(Stored data entries)
^^^^^^^^
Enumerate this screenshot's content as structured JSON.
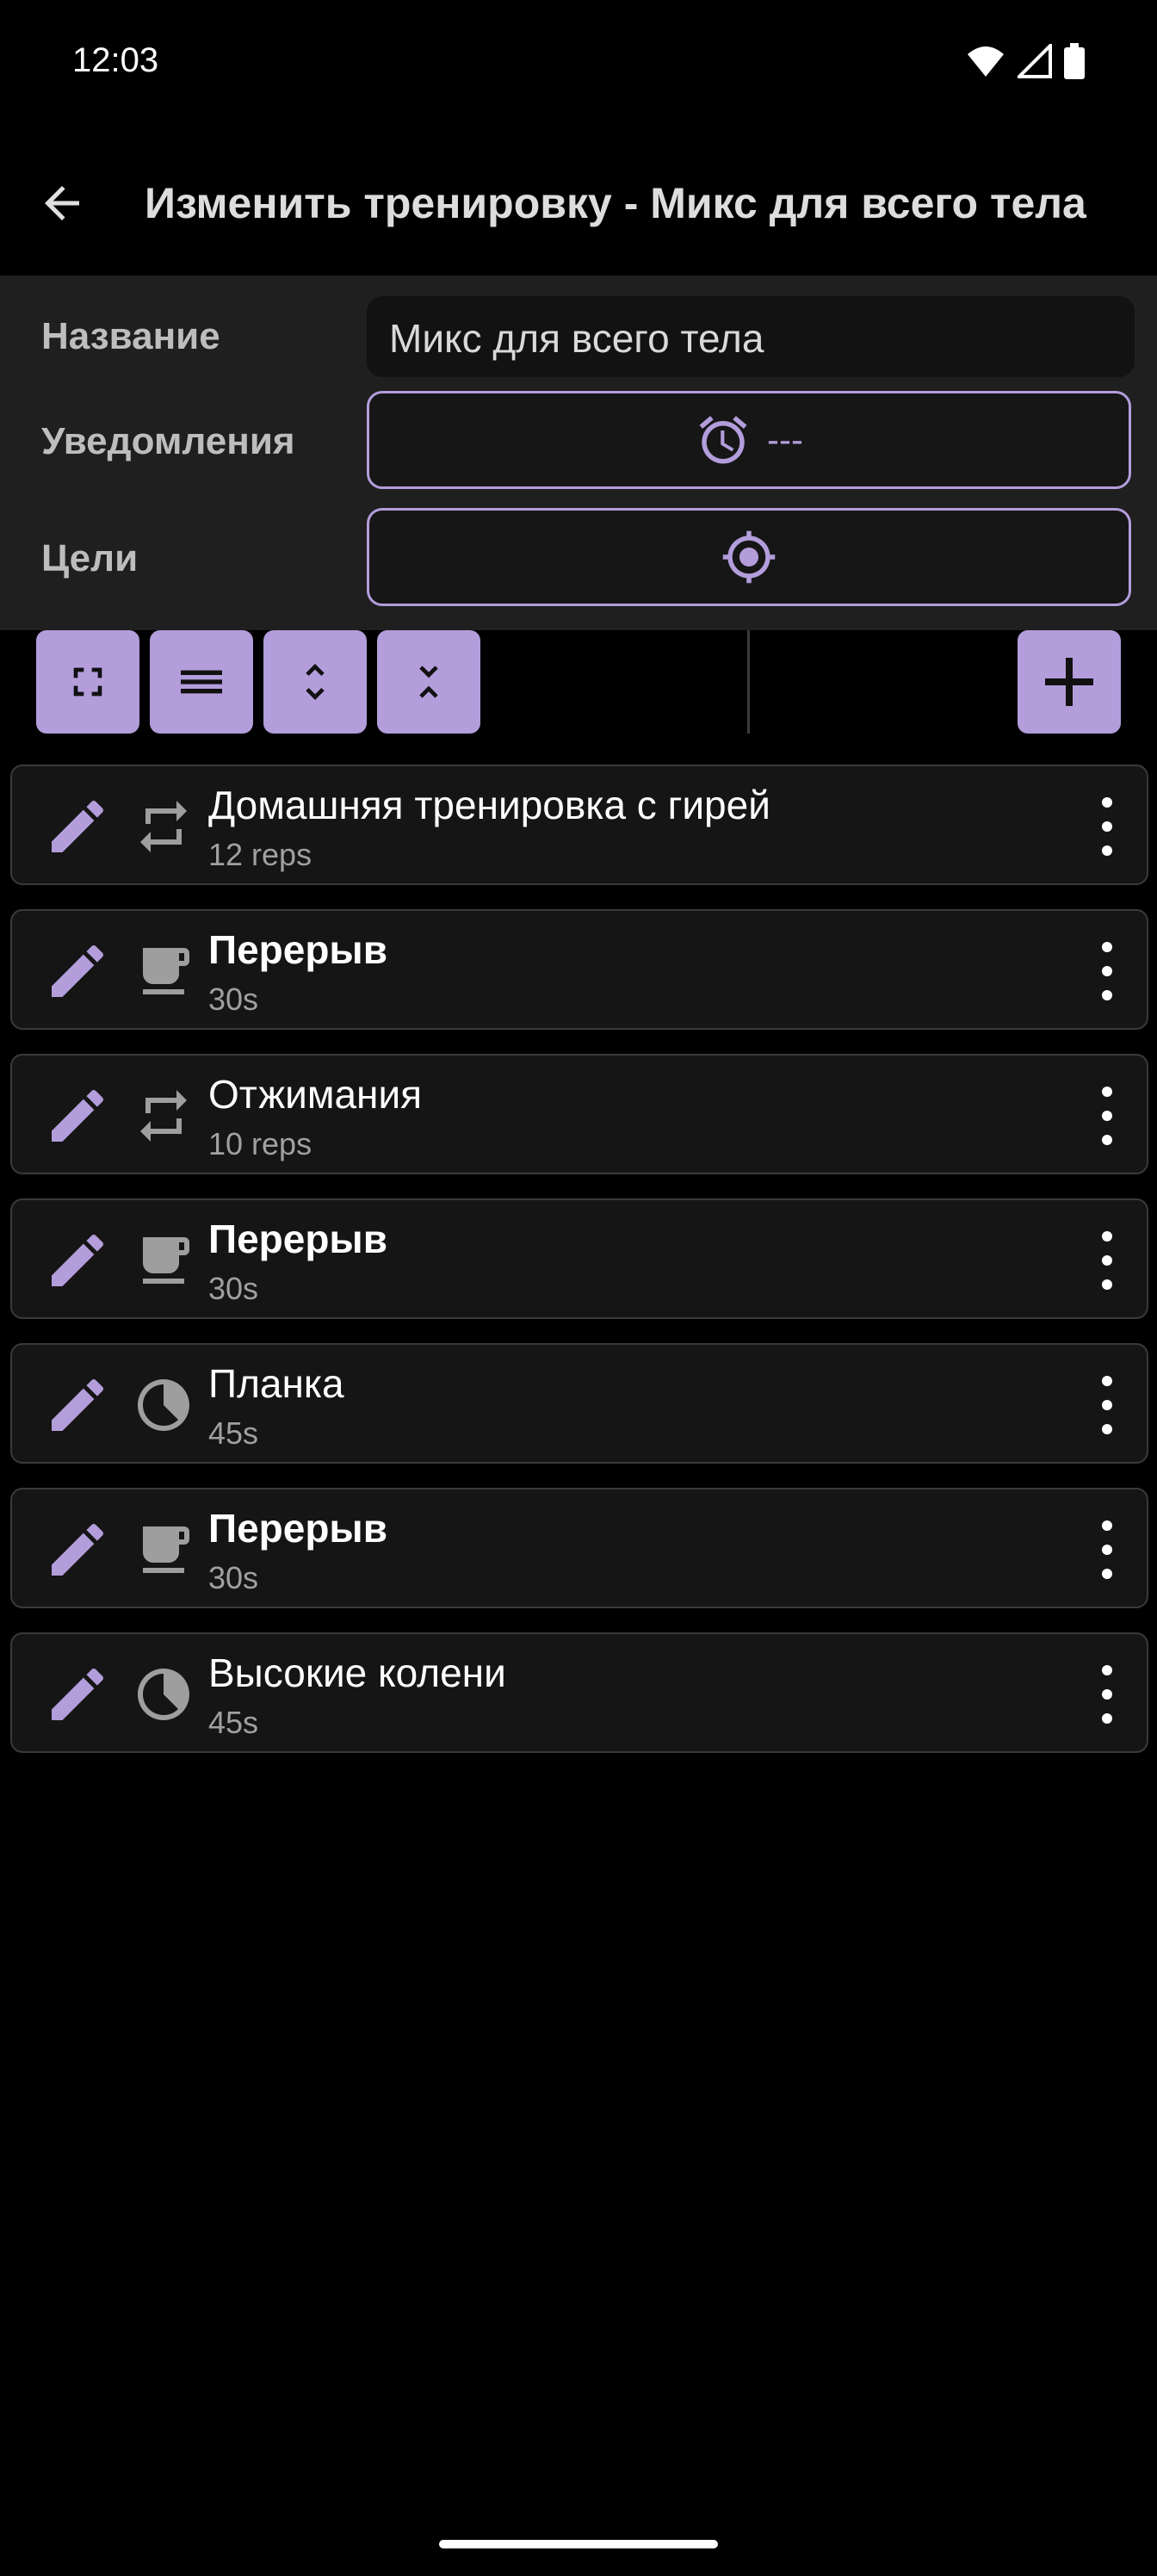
{
  "status_bar": {
    "time": "12:03",
    "icons": [
      "wifi-icon",
      "cell-signal-icon",
      "battery-icon"
    ]
  },
  "app_bar": {
    "back_icon": "arrow-back-icon",
    "title": "Изменить тренировку - Микс для всего тела"
  },
  "settings": {
    "name_label": "Название",
    "name_value": "Микс для всего тела",
    "notifications_label": "Уведомления",
    "notifications_value": "---",
    "goals_label": "Цели"
  },
  "toolbar": {
    "buttons": [
      "fullscreen-icon",
      "menu-lines-icon",
      "expand-icon",
      "collapse-icon"
    ],
    "add_button_icon": "add-icon"
  },
  "exercises": [
    {
      "name": "Домашняя тренировка с гирей",
      "meta": "12 reps",
      "kind": "repeat",
      "bold": false
    },
    {
      "name": "Перерыв",
      "meta": "30s",
      "kind": "break",
      "bold": true
    },
    {
      "name": "Отжимания",
      "meta": "10 reps",
      "kind": "repeat",
      "bold": false
    },
    {
      "name": "Перерыв",
      "meta": "30s",
      "kind": "break",
      "bold": true
    },
    {
      "name": "Планка",
      "meta": "45s",
      "kind": "timer",
      "bold": false
    },
    {
      "name": "Перерыв",
      "meta": "30s",
      "kind": "break",
      "bold": true
    },
    {
      "name": "Высокие колени",
      "meta": "45s",
      "kind": "timer",
      "bold": false
    }
  ],
  "colors": {
    "accent": "#b39ddb",
    "background": "#000000",
    "panel": "#1f1f1f",
    "card": "#151515",
    "card_border": "#3a3a3a",
    "muted_icon": "#9e9e9e"
  }
}
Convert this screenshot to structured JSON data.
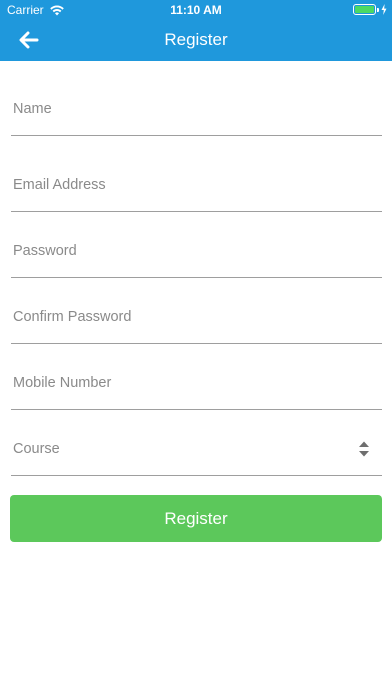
{
  "status_bar": {
    "carrier": "Carrier",
    "time": "11:10 AM",
    "battery_level": 1.0
  },
  "nav": {
    "title": "Register",
    "back_icon": "arrow-left-icon"
  },
  "form": {
    "name": {
      "placeholder": "Name",
      "value": ""
    },
    "email": {
      "placeholder": "Email Address",
      "value": ""
    },
    "password": {
      "placeholder": "Password",
      "value": ""
    },
    "confirm_password": {
      "placeholder": "Confirm Password",
      "value": ""
    },
    "mobile": {
      "placeholder": "Mobile Number",
      "value": ""
    },
    "course": {
      "selected_label": "Course",
      "icon": "select-arrows-icon"
    },
    "submit_label": "Register"
  },
  "colors": {
    "header": "#1f98dc",
    "button": "#5cc85b",
    "battery": "#4cd964"
  }
}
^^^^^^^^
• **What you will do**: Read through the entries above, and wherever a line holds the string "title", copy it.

• **Answer for the task**:
    "title": "Изменить тренировку - Микс для всего тела"
    "title": "Register",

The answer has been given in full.